Apparently there is an average of 10 billion messages sent on Facebook and 500 million tweets sent every single day.
Given the sheer volume of people involved in this freedom of expression, it is inevitable that it would give rise to problems. One of the most serious and devastating emerging problems is Cyber-Bullying.
In short this is bullying some-one online or by mobile phone, where the bully’s actions are deliberate, hostile, and intended to harm.
It can be incessant and with ease the bully can remain anonymous while publishing their venom to a mass audience. It can cause catastrophic results.
So when does a bully break the law – the problem is that the law has not kept up with the speed of development of social media. In the real world, once reported, a crime can be easily identified as having been committed in a specific legal jurisdiction, governed by the laws of that jurisdiction. The worldwide nature of the web and the ease of remaining anonymous on line can make identifying the bully and the location of their crime difficult to action. An added complication is that the bully is often but not always minors.
In the wake, of an alarming increase in suicides, where cyber-bullying has been identified as a significant factor, the Irish Government has pointed to Section 10 of the Non-Fatal Offences against the Person Act 1997, as the current law to fight cyber-bullying.
A brief look at that section in the act, refers to the offence of harassment:
Where harassment is defined as seriously interfering with a person’s peace and privacy or causing alarm, distress or harm to the person. A person found guilty on conviction on indictment, shall be liable to a fine or to imprisonment for a term not exceeding 7 years or to both.
For a successful conviction the harassment must be persistent, and that can be very difficult to prove in the virtual world, and could provide a readymade defence to avoid conviction. The Law Reform Commission – the legal Irish watchdog have been asked by the Government to review the laws on cyber-bullying, as part of its review of domestic violence laws.

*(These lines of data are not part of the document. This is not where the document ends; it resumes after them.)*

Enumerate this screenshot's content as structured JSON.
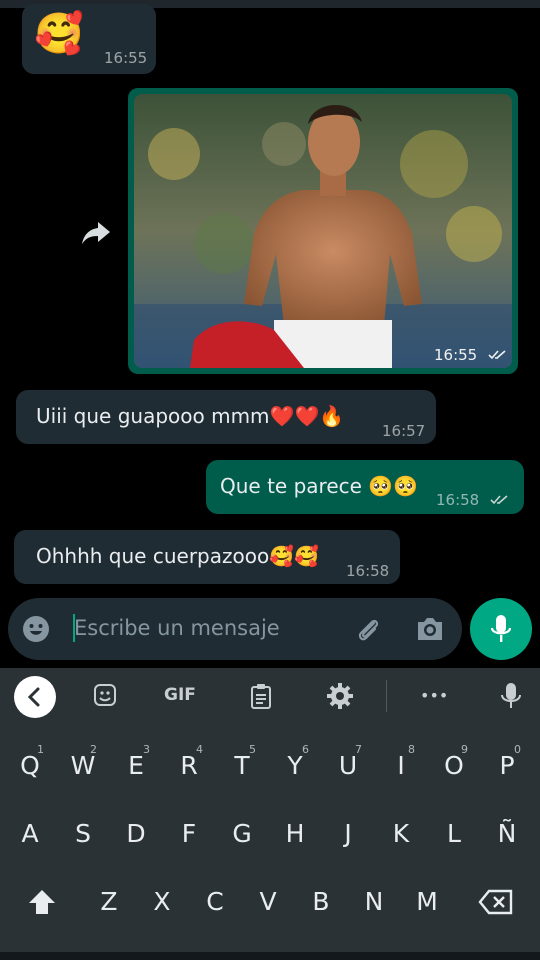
{
  "chat": {
    "messages": [
      {
        "from": "in",
        "text": "🥰",
        "time": "16:55"
      },
      {
        "from": "out",
        "type": "image",
        "time": "16:55"
      },
      {
        "from": "in",
        "text": "Uiii que guapooo mmm❤️❤️🔥",
        "time": "16:57"
      },
      {
        "from": "out",
        "text": "Que te parece 🥺🥺",
        "time": "16:58"
      },
      {
        "from": "in",
        "text": "Ohhhh que cuerpazooo🥰🥰",
        "time": "16:58"
      }
    ]
  },
  "composer": {
    "placeholder": "Escribe un mensaje"
  },
  "keyboard": {
    "toolbar": {
      "gif_label": "GIF",
      "more": "•••"
    },
    "row1": [
      {
        "k": "Q",
        "n": "1"
      },
      {
        "k": "W",
        "n": "2"
      },
      {
        "k": "E",
        "n": "3"
      },
      {
        "k": "R",
        "n": "4"
      },
      {
        "k": "T",
        "n": "5"
      },
      {
        "k": "Y",
        "n": "6"
      },
      {
        "k": "U",
        "n": "7"
      },
      {
        "k": "I",
        "n": "8"
      },
      {
        "k": "O",
        "n": "9"
      },
      {
        "k": "P",
        "n": "0"
      }
    ],
    "row2": [
      "A",
      "S",
      "D",
      "F",
      "G",
      "H",
      "J",
      "K",
      "L",
      "Ñ"
    ],
    "row3": [
      "Z",
      "X",
      "C",
      "V",
      "B",
      "N",
      "M"
    ]
  },
  "colors": {
    "incoming": "#202c33",
    "outgoing": "#005c4b",
    "accent": "#00a884",
    "background": "#000000"
  },
  "icons": [
    "smiley-icon",
    "attach-icon",
    "camera-icon",
    "mic-icon",
    "forward-icon",
    "back-icon",
    "sticker-icon",
    "clipboard-icon",
    "settings-icon",
    "shift-icon",
    "backspace-icon"
  ]
}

For the time being there are some other acts that are relevant in Internet safety, namely the Data Protection Act 1988, and the Data Protection (Amendment) Act 2003, the Child Trafficking and Pornography Act 1998, and the Interception Act 1993, and Video Recordings Act 1989.
It is clear however that a hard hitting and tailor made law, is required to effectively deal with cyber bullying, with tough sanctions for those convicted, together with a comprehensive legal code governing online conduct.
It is unacceptable that in 2013, we continue to rely on an Act that was passed in 1997, when the social media was in its infancy, the law appears outmoded and ineffective and needs to play catch up fast.
In the meantime all Serious Issues should be reported, for more see www.hotline.ie, which is run by the Internet Service Providers Association of Ireland (ISPAI) supervised by the Department of Justice, Office for Internet Safety (OIS), in cooperation with An Garda Síochána .